Super magnet assembly to improve optical systems - Transcript
0:01-0:09 Adaptive optics is an exciting field of technology that can improve the performance optics of land-based telescopes and ground-to-space communications.
0:11-0:17 Without adaptive optics, incoming light waves are distorted due to turbulence in the atmosphere.
0:17-0:26 A way to fix this is by using a deformable mirror. The mirror itself is positioned near where the light is received; for example: in a telescope.
0:27-0:34 But how can you create a mirror that consumes the least amount of power, and can be deformed enough, without further distorting the image?
0:35-0:42 By using an external magnetic field and the NRC's innovative Lorentz Force actuators to deform the mirror.
0:43-0:48 But how do we create a strong enough magnetic field without adding noise and distortions to the image?
0:49-0:57 We designed a system comprised of permanent super magnets that have a 1‑tonne pulling force, enough to pull the weight of a small car.
0:58-1:02 But here's the problem: permanent magnets don't have an off switch…
1:03-1:13 Research determined that to create a safe, uniform magnetic field, 2 magnetic poles opposite each other, comprised of 2 super magnets each, would be needed.
1:14-1:23 A huge challenge was the design of a safe assembly process for the 4 super magnets that would be required to generate the necessary field strength.
1:24-1:29 Savvy engineering found a way to hold the magnets apart without them collapsing in on each other dangerously.
1:30-1:43 To accomplish this, we developed a precise assembly process to gradually marry the 2 pairs of magnets together. 1 pair will become the north pole of the super magnetic field, and the other pair will become the south pole.
1:44-1:48 We load 1 magnet at the top of the assembler and 1 at the bottom.
1:49-1:58 The magnetic pulling force between the top and bottom magnets causes the top magnet to slide down the ramp as the bottom magnet is pushed through with the hand crank.
1:59-2:02 This process is performed twice; once for each pole.
2:03-2:07 We then lock each pole into place by a vice to couple them together.
2:08-2:15 The use of shields over the outer edges of the magnets will prevent the magnetic field from dangerously pulling in other metallic objects.

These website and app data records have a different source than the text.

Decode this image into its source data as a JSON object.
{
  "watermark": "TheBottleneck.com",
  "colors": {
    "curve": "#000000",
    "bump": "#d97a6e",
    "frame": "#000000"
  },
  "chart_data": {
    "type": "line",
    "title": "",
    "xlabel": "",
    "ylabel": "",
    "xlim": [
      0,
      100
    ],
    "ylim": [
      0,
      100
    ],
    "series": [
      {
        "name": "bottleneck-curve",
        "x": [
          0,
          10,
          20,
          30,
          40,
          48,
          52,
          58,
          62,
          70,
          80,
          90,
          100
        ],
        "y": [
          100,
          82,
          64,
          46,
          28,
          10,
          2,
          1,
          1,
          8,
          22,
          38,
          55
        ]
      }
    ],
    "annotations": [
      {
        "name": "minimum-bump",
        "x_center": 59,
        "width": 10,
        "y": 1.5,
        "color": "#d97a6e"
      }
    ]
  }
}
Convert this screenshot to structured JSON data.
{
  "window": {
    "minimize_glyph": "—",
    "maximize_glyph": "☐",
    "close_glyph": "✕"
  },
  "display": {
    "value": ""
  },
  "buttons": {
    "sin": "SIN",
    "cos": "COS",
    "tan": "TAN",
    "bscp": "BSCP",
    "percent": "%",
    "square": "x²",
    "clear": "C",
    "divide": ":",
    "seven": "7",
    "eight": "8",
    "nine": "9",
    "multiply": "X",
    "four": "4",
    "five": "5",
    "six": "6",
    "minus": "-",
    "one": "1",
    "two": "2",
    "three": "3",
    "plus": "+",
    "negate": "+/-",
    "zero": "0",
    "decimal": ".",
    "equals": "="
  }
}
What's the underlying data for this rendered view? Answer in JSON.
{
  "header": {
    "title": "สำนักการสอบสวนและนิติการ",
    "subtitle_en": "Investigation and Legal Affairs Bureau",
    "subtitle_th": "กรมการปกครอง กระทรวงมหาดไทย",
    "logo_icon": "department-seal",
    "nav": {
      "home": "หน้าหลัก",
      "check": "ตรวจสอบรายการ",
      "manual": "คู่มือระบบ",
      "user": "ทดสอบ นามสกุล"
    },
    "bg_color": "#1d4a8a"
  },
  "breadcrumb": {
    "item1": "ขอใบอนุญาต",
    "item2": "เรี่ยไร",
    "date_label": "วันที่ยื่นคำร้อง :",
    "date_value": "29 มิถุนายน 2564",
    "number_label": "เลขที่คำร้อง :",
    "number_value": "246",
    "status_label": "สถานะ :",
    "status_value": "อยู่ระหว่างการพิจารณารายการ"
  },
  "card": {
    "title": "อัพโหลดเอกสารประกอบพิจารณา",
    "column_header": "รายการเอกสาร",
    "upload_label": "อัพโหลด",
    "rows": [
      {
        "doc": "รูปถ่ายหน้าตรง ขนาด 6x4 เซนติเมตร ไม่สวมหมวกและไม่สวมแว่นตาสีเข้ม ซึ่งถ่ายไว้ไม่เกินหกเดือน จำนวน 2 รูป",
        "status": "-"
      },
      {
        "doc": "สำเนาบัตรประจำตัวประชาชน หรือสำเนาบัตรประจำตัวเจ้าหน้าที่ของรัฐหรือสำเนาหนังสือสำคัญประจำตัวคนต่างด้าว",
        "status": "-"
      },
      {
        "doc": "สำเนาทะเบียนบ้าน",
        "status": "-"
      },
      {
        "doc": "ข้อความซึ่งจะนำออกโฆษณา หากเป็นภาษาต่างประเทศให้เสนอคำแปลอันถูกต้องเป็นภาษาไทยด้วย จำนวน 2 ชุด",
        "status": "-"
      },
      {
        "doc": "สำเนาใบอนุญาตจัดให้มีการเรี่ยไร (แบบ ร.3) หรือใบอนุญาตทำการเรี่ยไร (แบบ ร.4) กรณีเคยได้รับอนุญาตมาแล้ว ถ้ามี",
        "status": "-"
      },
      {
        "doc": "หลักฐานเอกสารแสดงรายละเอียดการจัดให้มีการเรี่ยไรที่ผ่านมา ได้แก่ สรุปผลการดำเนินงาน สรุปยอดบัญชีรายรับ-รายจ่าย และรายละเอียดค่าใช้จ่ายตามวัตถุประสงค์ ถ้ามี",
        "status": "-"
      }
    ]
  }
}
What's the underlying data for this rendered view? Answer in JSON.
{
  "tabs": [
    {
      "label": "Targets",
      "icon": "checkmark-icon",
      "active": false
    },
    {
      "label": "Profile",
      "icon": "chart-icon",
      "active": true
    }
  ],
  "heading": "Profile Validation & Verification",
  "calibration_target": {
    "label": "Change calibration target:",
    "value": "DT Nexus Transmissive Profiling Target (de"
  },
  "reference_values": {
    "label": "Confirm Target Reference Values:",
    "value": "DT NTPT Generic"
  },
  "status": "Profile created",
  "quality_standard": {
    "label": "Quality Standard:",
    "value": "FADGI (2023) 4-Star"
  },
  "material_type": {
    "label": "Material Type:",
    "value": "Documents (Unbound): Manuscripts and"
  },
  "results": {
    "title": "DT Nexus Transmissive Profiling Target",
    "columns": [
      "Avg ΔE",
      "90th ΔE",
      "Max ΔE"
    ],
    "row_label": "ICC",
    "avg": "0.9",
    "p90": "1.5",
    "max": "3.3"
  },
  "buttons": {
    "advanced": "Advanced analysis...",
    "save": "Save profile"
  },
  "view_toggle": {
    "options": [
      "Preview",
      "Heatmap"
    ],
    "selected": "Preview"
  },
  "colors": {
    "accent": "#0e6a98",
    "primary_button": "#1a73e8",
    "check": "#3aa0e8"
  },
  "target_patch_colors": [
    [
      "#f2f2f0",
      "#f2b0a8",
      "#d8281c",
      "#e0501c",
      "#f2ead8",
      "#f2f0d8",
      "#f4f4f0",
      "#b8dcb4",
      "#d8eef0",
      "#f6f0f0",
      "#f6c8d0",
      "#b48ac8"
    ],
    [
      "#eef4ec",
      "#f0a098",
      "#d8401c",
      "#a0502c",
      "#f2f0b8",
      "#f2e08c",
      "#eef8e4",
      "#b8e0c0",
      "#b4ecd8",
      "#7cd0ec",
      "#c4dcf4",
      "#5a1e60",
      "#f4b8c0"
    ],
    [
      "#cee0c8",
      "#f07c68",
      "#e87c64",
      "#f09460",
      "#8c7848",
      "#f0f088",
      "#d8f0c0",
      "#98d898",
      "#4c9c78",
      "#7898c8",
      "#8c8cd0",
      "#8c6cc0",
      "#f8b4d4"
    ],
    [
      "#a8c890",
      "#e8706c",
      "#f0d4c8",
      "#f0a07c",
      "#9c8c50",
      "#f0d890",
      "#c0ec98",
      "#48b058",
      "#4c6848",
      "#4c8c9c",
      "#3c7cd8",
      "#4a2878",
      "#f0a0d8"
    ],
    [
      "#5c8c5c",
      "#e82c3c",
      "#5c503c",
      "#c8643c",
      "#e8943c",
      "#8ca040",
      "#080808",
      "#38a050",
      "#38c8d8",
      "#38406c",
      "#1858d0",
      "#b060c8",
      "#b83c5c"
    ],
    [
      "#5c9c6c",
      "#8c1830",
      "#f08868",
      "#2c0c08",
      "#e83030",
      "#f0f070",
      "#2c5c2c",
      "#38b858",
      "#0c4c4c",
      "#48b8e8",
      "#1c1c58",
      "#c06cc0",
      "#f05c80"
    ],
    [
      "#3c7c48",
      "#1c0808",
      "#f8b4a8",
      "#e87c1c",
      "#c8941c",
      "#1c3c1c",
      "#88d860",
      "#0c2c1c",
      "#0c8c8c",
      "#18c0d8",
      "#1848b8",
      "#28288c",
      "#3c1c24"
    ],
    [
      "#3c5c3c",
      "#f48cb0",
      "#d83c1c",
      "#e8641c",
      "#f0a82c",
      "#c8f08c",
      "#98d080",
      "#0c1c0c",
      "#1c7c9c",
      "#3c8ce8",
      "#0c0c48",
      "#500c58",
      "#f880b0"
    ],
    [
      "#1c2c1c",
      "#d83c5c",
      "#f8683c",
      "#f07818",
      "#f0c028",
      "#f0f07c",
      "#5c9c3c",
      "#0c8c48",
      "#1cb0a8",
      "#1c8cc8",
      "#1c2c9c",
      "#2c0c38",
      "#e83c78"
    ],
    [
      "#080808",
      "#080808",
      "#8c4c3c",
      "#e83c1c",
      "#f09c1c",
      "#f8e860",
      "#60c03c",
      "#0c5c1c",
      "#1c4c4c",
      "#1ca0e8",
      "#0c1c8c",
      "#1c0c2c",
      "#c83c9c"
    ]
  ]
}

2:17-2:27 We have now created a magnetic field that enables the motion of the Lorentz force actuators, which allows the deformable mirror to correct distorted images with incredibly low power consumption.